>>>>>

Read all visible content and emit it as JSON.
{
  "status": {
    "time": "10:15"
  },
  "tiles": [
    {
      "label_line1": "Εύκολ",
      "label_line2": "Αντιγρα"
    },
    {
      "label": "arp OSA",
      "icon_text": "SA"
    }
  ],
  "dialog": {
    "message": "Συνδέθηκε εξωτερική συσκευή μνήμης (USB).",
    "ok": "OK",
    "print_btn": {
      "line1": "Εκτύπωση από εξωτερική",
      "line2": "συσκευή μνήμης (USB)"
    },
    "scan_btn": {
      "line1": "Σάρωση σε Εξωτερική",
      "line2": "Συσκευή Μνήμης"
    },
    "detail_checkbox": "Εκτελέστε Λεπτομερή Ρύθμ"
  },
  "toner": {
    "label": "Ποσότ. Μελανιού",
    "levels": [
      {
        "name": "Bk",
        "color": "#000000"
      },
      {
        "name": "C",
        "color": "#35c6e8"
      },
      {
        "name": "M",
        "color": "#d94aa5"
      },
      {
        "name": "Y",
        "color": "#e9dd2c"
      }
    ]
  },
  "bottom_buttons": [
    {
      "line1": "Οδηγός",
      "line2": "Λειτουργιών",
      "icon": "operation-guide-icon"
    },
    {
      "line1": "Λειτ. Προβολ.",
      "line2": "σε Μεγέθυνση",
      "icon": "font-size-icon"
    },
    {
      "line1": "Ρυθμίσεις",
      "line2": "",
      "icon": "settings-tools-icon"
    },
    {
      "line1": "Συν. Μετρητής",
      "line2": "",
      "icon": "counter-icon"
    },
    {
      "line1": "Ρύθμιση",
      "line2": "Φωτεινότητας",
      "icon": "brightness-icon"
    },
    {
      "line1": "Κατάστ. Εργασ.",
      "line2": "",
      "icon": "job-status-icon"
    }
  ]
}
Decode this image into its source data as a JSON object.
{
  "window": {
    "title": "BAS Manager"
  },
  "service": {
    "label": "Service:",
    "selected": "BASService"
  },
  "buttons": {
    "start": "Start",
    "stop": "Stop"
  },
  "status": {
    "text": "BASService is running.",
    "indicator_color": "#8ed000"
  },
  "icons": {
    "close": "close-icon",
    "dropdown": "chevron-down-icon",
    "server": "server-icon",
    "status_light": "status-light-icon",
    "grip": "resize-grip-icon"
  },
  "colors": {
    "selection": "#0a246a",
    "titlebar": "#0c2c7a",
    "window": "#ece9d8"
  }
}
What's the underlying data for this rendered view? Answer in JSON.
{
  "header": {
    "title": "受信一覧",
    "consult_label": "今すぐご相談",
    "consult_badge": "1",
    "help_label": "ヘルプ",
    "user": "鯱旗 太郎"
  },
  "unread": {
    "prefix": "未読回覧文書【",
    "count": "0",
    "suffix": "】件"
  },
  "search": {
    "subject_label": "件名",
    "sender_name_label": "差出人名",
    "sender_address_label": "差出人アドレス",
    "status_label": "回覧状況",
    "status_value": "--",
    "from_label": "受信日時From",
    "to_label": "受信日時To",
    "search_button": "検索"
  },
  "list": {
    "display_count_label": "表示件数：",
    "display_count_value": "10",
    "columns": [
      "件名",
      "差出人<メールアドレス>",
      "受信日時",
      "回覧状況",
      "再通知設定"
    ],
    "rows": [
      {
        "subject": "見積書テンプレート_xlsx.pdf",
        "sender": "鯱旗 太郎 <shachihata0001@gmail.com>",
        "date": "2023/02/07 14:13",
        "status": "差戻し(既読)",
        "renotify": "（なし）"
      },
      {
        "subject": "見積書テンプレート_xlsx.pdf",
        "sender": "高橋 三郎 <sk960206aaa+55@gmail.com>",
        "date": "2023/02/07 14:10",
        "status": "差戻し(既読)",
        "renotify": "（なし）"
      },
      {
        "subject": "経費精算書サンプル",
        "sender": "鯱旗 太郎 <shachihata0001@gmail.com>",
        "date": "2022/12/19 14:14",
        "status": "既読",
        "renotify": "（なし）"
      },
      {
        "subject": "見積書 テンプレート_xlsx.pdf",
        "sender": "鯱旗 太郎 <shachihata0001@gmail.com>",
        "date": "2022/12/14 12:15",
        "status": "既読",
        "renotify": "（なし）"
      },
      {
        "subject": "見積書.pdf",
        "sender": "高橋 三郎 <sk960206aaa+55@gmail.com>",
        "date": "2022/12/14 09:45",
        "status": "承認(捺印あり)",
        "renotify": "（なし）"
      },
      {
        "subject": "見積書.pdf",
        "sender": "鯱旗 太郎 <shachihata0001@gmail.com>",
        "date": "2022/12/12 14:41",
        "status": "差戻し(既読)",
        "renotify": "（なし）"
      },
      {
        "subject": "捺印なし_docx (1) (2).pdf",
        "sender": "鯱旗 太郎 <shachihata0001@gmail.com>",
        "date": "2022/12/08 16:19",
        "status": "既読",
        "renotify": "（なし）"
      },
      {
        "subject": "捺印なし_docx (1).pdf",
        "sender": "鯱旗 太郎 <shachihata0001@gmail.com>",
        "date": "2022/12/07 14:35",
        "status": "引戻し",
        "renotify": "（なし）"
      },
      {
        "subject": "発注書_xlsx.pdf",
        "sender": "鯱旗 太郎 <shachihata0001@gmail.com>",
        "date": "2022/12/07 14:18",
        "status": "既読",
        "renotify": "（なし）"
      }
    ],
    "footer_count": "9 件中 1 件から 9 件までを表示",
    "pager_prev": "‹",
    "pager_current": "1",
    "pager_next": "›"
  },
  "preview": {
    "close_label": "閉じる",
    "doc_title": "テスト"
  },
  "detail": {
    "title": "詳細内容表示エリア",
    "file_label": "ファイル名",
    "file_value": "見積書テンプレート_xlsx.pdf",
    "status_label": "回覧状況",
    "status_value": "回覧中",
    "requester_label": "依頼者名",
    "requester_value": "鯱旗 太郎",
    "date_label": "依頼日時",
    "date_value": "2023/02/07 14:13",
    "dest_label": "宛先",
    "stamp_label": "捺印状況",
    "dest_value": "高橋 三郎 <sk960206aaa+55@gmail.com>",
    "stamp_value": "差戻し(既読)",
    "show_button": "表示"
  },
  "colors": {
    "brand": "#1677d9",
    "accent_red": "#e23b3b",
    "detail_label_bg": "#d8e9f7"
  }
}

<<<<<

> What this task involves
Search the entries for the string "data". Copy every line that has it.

> Output below
Decode this image into its source data as a JSON object.
What's the underlying data for this rendered view? Answer in JSON.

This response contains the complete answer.